━━━━━ Study material ━━━━━

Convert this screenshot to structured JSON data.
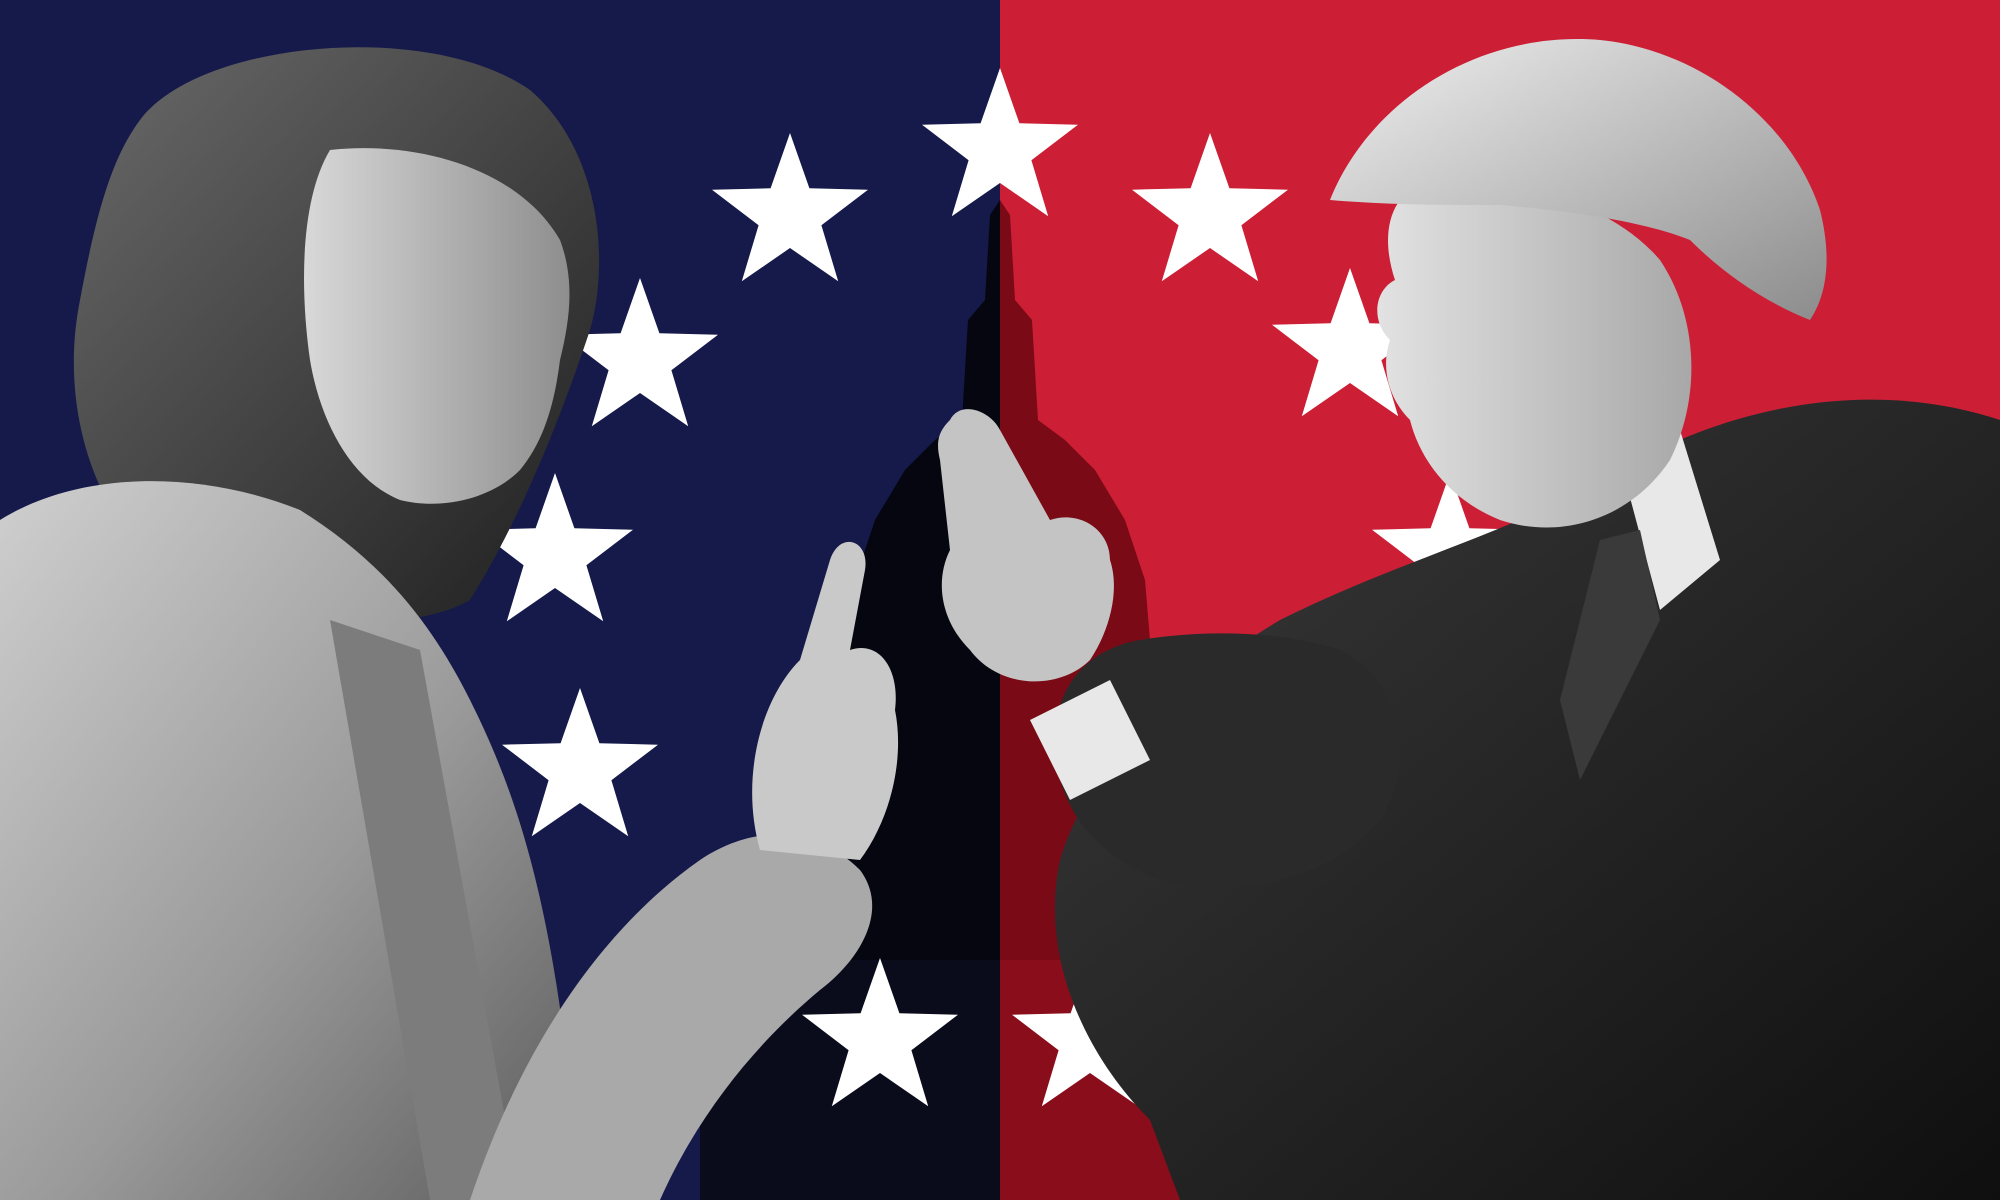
{
  "image": {
    "description_visible_text": [],
    "colors": {
      "left_background": "#151a4a",
      "right_background": "#cc1f35",
      "star": "#ffffff",
      "capitol_left": "#05060f",
      "capitol_right": "#7a0a16",
      "figure_light": "#b9b9b9",
      "figure_mid": "#7d7d7d",
      "figure_dark": "#2a2a2a",
      "suit_dark": "#1b1b1b",
      "shirt": "#e8e8e8"
    }
  }
}
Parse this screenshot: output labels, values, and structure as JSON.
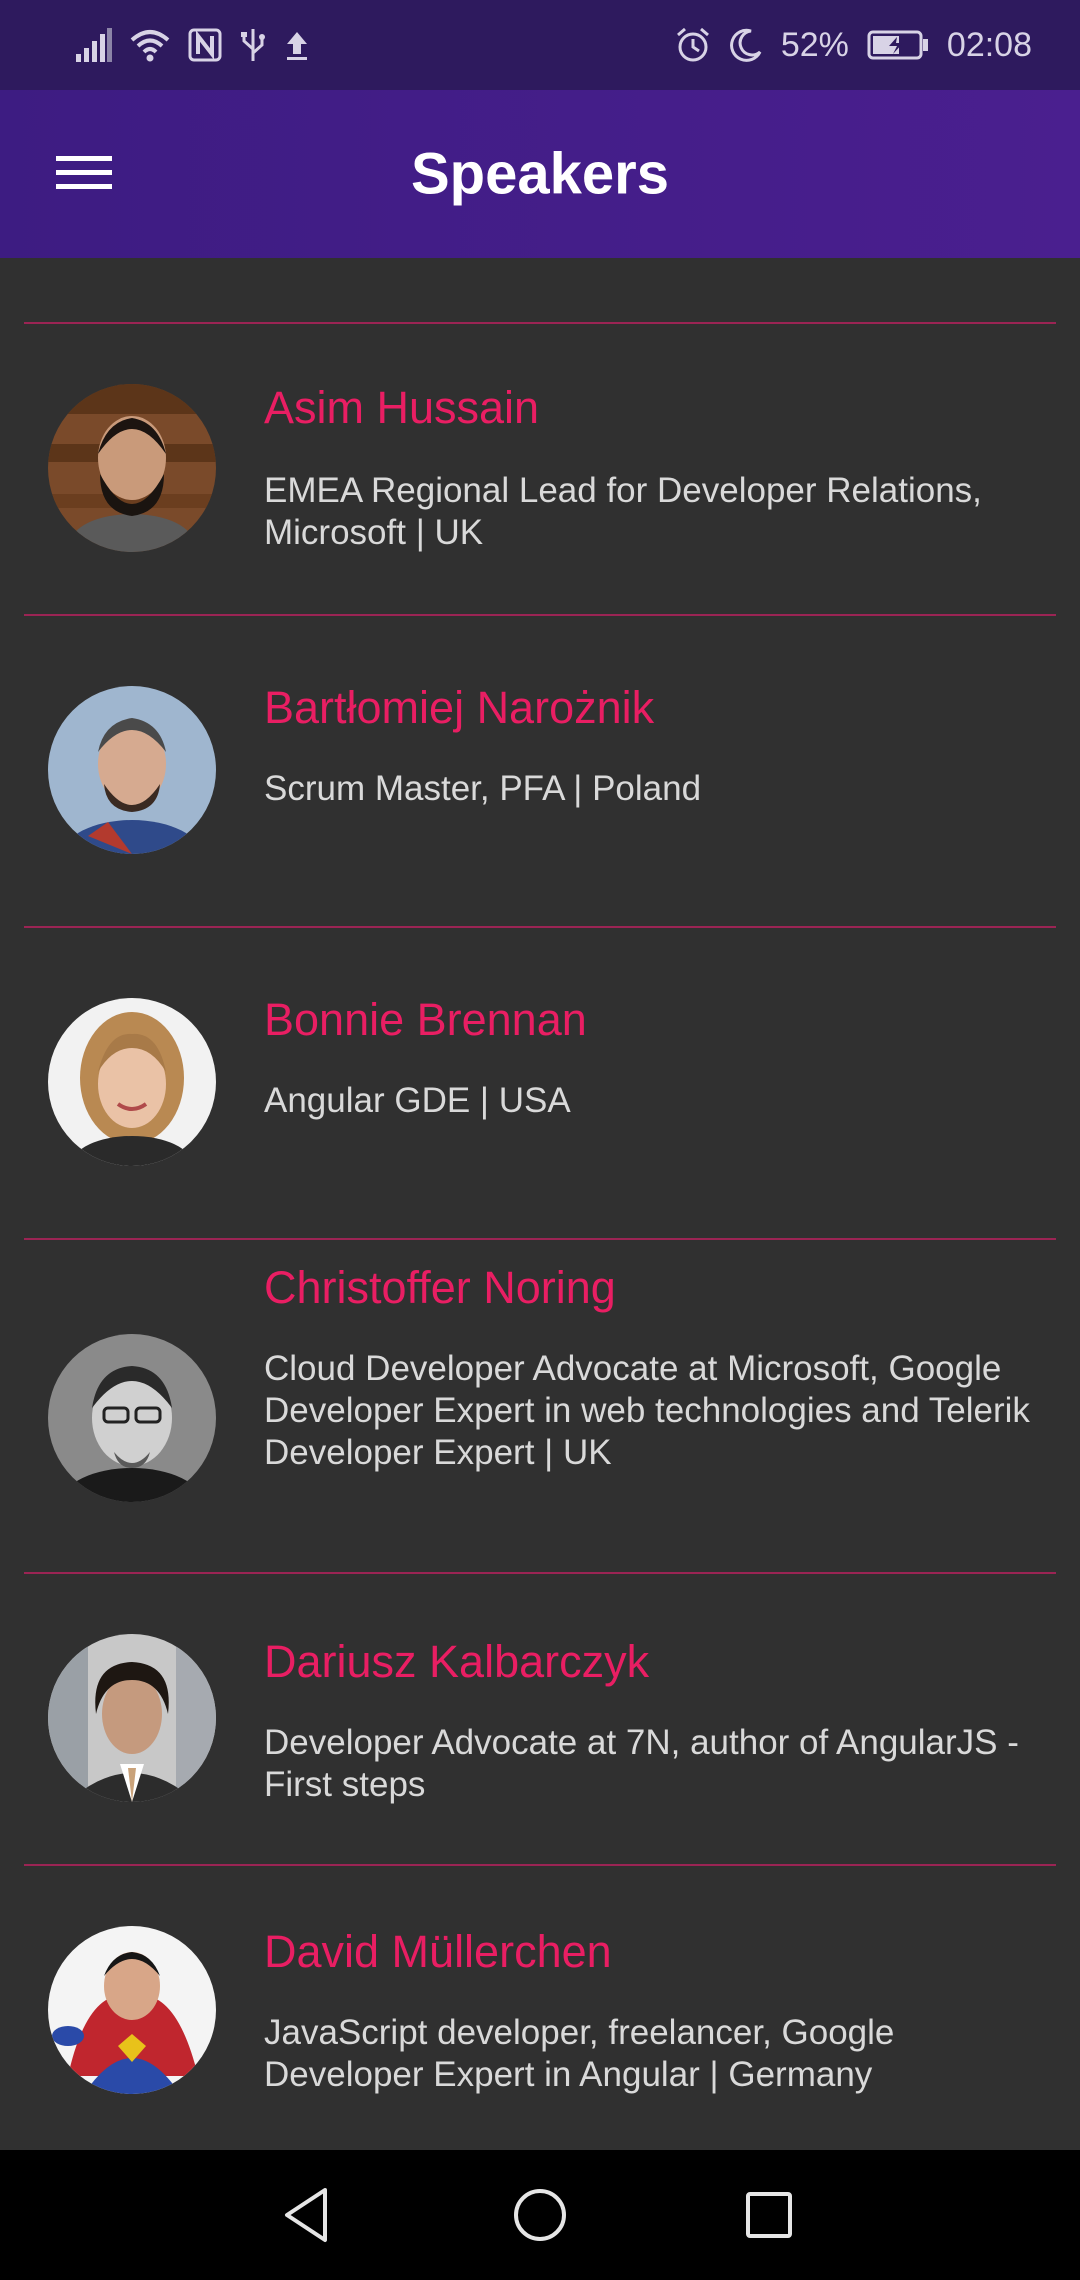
{
  "status_bar": {
    "battery_percent": "52%",
    "time": "02:08",
    "icons_left": [
      "signal-icon",
      "wifi-icon",
      "nfc-icon",
      "usb-icon",
      "upload-icon"
    ],
    "icons_right": [
      "alarm-icon",
      "moon-icon",
      "battery-charging-icon"
    ]
  },
  "app_bar": {
    "title": "Speakers",
    "menu_icon": "hamburger-menu-icon",
    "background": "#3d1c82"
  },
  "colors": {
    "accent": "#e91e63",
    "divider": "#9b2454",
    "background": "#303030",
    "bio_text": "#d9d9d9"
  },
  "speakers": [
    {
      "name": "Asim Hussain",
      "bio": "EMEA Regional Lead for Developer Relations, Microsoft | UK"
    },
    {
      "name": "Bartłomiej Narożnik",
      "bio": "Scrum Master, PFA | Poland"
    },
    {
      "name": "Bonnie Brennan",
      "bio": "Angular GDE | USA"
    },
    {
      "name": "Christoffer Noring",
      "bio": "Cloud Developer Advocate at Microsoft, Google Developer Expert in web technologies and Telerik Developer Expert | UK"
    },
    {
      "name": "Dariusz Kalbarczyk",
      "bio": "Developer Advocate at 7N, author of AngularJS - First steps"
    },
    {
      "name": "David Müllerchen",
      "bio": "JavaScript developer, freelancer, Google Developer Expert in Angular | Germany"
    }
  ],
  "nav_bar": {
    "buttons": [
      "back-icon",
      "home-icon",
      "recents-icon"
    ]
  }
}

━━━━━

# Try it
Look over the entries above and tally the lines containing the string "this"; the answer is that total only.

# Response below
2